The Short Memory Of Bill Plaschke
Bill Plaschke, in his painfully predictable column bashing the Dodgers for trading Matt Kemp, unleashes this beauty on the world:
After moves made by the Dodgers’ new baseball boss this week, their immediate future will be his glorious triumph, or his thunderous failure, and there will be nothing in between. Forget Don Mattingly, forget Yasiel Puig, it will be Friedman’s shoulders that will bear the weight of the bold — or is it boneheaded? — reworking of a lineup that was just getting used to October.
“Just getting used to October”? This is the team that has been summarily eliminated two years in a row by the St. Louis Cardinals. This is the team that a columnist for the Los Angeles Times (his name is Bill Plaschke) wrote the following about, upon their elimination in October:
The failure was something much broader, much deeper, and much more evident in the Dodgers words than even their play. This was a 94-win team that was favored by many to traipse through October on its way to the World Series, yet their journey lasted all of five days. This was the ugliest postseason elimination for this franchise in 29 years, since the Cardinals did this to them in the 1985 National League Championship Series.
But they are “getting used to October”! Sounds like it:
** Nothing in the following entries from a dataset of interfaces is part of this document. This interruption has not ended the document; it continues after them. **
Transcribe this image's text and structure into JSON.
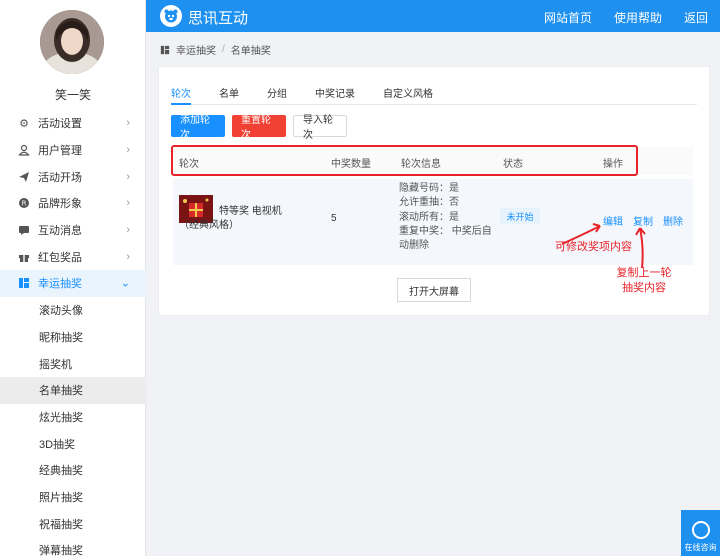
{
  "user": {
    "name": "笑一笑"
  },
  "sidebar": {
    "items": [
      {
        "label": "活动设置",
        "icon": "gear-icon"
      },
      {
        "label": "用户管理",
        "icon": "user-group-icon"
      },
      {
        "label": "活动开场",
        "icon": "paper-plane-icon"
      },
      {
        "label": "品牌形象",
        "icon": "registered-icon"
      },
      {
        "label": "互动消息",
        "icon": "chat-bubble-icon"
      },
      {
        "label": "红包奖品",
        "icon": "gift-icon"
      },
      {
        "label": "幸运抽奖",
        "icon": "lottery-icon"
      }
    ],
    "sub_items": [
      {
        "label": "滚动头像"
      },
      {
        "label": "昵称抽奖"
      },
      {
        "label": "摇奖机"
      },
      {
        "label": "名单抽奖"
      },
      {
        "label": "炫光抽奖"
      },
      {
        "label": "3D抽奖"
      },
      {
        "label": "经典抽奖"
      },
      {
        "label": "照片抽奖"
      },
      {
        "label": "祝福抽奖"
      },
      {
        "label": "弹幕抽奖"
      }
    ]
  },
  "header": {
    "brand": "思讯互动",
    "nav": [
      "网站首页",
      "使用帮助",
      "返回"
    ]
  },
  "breadcrumb": {
    "parent": "幸运抽奖",
    "current": "名单抽奖"
  },
  "tabs": [
    "轮次",
    "名单",
    "分组",
    "中奖记录",
    "自定义风格"
  ],
  "buttons": {
    "add": "添加轮次",
    "reset": "重置轮次",
    "import": "导入轮次",
    "big_screen": "打开大屏幕"
  },
  "table": {
    "headers": [
      "轮次",
      "中奖数量",
      "轮次信息",
      "状态",
      "操作"
    ],
    "rows": [
      {
        "prize": "特等奖 电视机（经典风格）",
        "count": "5",
        "info": [
          "隐藏号码：是",
          "允许重抽：否",
          "滚动所有：是",
          "重复中奖：",
          "中奖后自动删除"
        ],
        "status": "未开始",
        "ops": [
          "编辑",
          "复制",
          "删除"
        ]
      }
    ]
  },
  "annotations": {
    "edit_note": "可修改奖项内容",
    "copy_note_line1": "复制上一轮",
    "copy_note_line2": "抽奖内容"
  },
  "chat": {
    "label": "在线咨询"
  },
  "colors": {
    "primary": "#1e90f0",
    "danger": "#f04134",
    "annotation": "#e8232a"
  }
}
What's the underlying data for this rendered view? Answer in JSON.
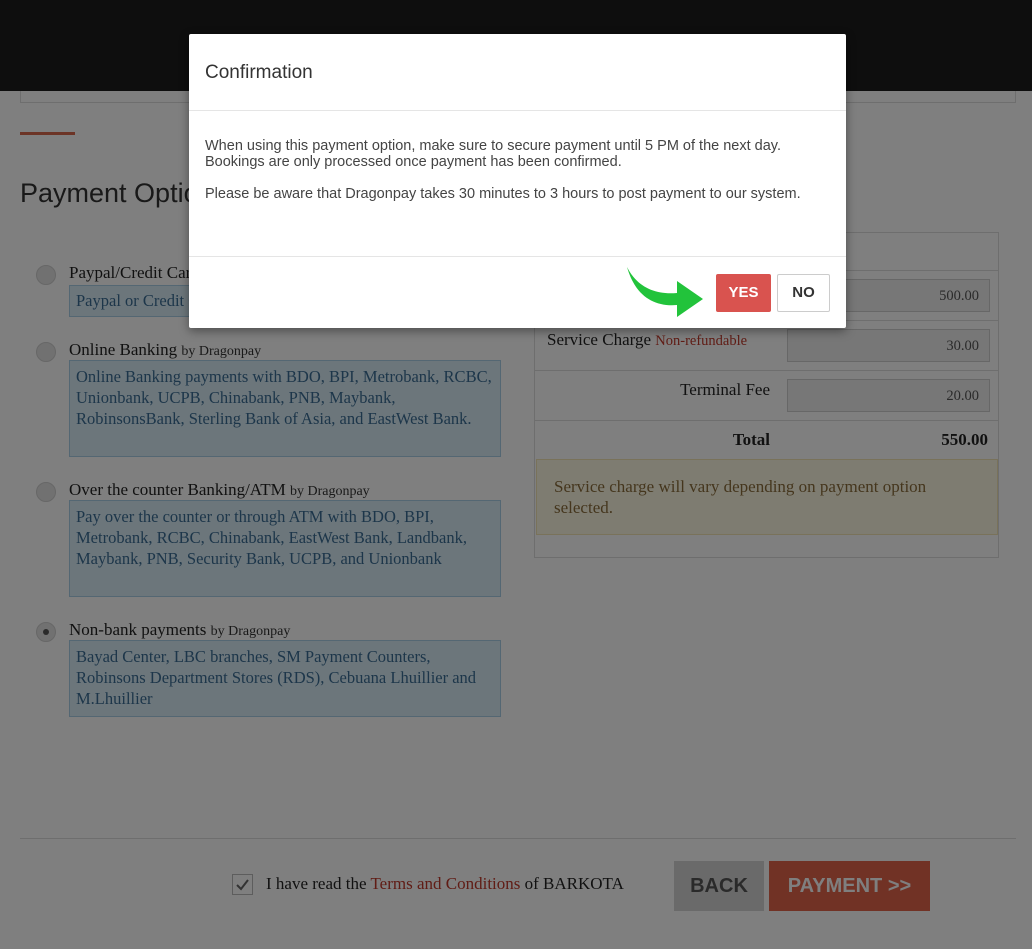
{
  "page": {
    "section_title": "Payment Options"
  },
  "options": [
    {
      "title": "Paypal/Credit Card",
      "by": "",
      "description": "Paypal or Credit Card",
      "selected": false
    },
    {
      "title": "Online Banking",
      "by": "by Dragonpay",
      "description": "Online Banking payments with BDO, BPI, Metrobank, RCBC, Unionbank, UCPB, Chinabank, PNB, Maybank, RobinsonsBank, Sterling Bank of Asia, and EastWest Bank.",
      "selected": false
    },
    {
      "title": "Over the counter Banking/ATM",
      "by": "by Dragonpay",
      "description": "Pay over the counter or through ATM with BDO, BPI, Metrobank, RCBC, Chinabank, EastWest Bank, Landbank, Maybank, PNB, Security Bank, UCPB, and Unionbank",
      "selected": false
    },
    {
      "title": "Non-bank payments",
      "by": "by Dragonpay",
      "description": "Bayad Center, LBC branches, SM Payment Counters, Robinsons Department Stores (RDS), Cebuana Lhuillier and M.Lhuillier",
      "selected": true
    }
  ],
  "summary": {
    "fare_value": "500.00",
    "service_charge_label": "Service Charge",
    "service_charge_note": "Non-refundable",
    "service_charge_value": "30.00",
    "terminal_fee_label": "Terminal Fee",
    "terminal_fee_value": "20.00",
    "total_label": "Total",
    "total_value": "550.00",
    "notice": "Service charge will vary depending on payment option selected."
  },
  "footer": {
    "terms_prefix": "I have read the ",
    "terms_link": "Terms and Conditions",
    "terms_suffix": " of BARKOTA",
    "terms_checked": true,
    "back_label": "BACK",
    "payment_label": "PAYMENT >>"
  },
  "modal": {
    "title": "Confirmation",
    "paragraph1": "When using this payment option, make sure to secure payment until 5 PM of the next day. Bookings are only processed once payment has been confirmed.",
    "paragraph2": "Please be aware that Dragonpay takes 30 minutes to 3 hours to post payment to our system.",
    "yes_label": "YES",
    "no_label": "NO"
  },
  "colors": {
    "accent": "#e2644a",
    "yes_button": "#d9534f",
    "arrow": "#22c33b",
    "info_bg": "#d9ecf7",
    "notice_bg": "#fcf8e3"
  }
}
So why can’t the same be said of the Dodgers? Why does this rich and powerful team so often play selfishly and distracted, particularly under pressure? Why are they, you know, the anti-Cardinals? Adrian Gonzalez drove in a major league-leading 116 runs during the regular season, yet gave away at-bats and failed miserably to bring in runners from scoring position on three occasions in the final two postseason games. Dee Gordon was so worn down he had only three postseason hits. And throughout the series there was a visible lack of Dodgers leadership on the field when pitchers were struggling or Kemp was arguing with umpire Dale Scott, and nearly bumping him, all by himself.
But they are “getting used to October”! And:
The heat here falls on Mattingly, who, for a second consecutive postseason, didn’t seem to have a firm grip on his team. He not only seems unable to steer their playing ethic, but he also still struggles strategically.
But at least they are “getting used to “October”! It’s too bad Plaschke doesn’t have access to a Google machine to see what he has written before.
Update: Craig Calcaterra has a nice wrap up on the madness of King Plaschke.